Englishness is big business in the nation of shopkeepers, and not just in politics and tourism. In literature, the gypsy…

… and an awesome beak

5 August 2017 9:00 am

The Enigma of Kidson is a quintessentially Etonian book: narcissistic, complacent, a bit silly and ultimately beguiling. It is the…

Out of sorts at the RSC

22 July 2017 9:00 am

The RSC’s summer blockbuster is about Queen Anne. It’s called Queen Anne. It opens at the Inns of Court where…

Could vice-president Mike Pence be the most powerful man in America?

19 November 2016 9:00 am

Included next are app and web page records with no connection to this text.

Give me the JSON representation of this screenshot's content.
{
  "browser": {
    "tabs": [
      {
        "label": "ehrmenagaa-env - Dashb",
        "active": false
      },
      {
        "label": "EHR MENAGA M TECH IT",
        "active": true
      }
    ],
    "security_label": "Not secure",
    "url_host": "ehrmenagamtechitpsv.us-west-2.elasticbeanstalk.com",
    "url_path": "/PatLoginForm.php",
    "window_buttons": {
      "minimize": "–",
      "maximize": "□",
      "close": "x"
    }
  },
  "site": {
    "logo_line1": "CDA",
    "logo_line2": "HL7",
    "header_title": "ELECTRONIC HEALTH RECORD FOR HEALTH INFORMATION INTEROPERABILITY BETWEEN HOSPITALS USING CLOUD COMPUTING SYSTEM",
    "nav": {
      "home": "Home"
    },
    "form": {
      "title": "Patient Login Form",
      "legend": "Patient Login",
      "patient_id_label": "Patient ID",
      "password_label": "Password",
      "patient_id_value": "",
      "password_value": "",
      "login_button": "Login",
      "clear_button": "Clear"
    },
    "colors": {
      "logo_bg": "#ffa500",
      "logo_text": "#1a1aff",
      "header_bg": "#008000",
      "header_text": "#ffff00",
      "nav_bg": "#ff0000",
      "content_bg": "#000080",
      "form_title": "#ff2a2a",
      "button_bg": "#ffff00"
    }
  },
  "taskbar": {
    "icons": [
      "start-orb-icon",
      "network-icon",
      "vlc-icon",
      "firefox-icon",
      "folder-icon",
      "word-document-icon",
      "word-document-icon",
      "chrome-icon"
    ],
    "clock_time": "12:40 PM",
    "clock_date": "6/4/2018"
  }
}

Let’s take stock. Donald Trump, until last week, had never done a government job or held an elected office. He…

1916: Sorry, President Wilson, but this is not a gentlemanly war

4 June 2016 9:00 am

From ‘President Wilson and the Lessons of History’, 2 June 1916: Emphatically it is not a war of what we…

Warning: there’s a plague of fake blue plaques

4 June 2016 9:00 am

One of the great distinctions and pleasures of British life has been devalued by cheap imitations

Live like a laird: Brodie Castle

The saddest, most romantic view in Britain

4 June 2016 9:00 am

Is there a more forlornly romantic spot in Britain than the moors east of Inverness where the Jacobite dream died?…

BBC1’s A Midsummer Night’s Dream seems deliberately designed to flush out purists

4 June 2016 9:00 am

Spoiler alerts aren’t normally required for reviews of Shakespeare — but perhaps I’d better issue one before saying that in…

Gentlest and sweetest of dogs

Beautiful, wilful, never dull: in praise of Clumber spaniels

7 May 2016 9:00 am

For the first time in more than 30 years we have no Clumber spaniel. We have had five: Henry, Judith,…

Britain’s fight with European law goes back 750 years

30 April 2016 9:00 am

It is no surprise that the laws imposed on the UK by a European parliament in Brussels should so infuriate…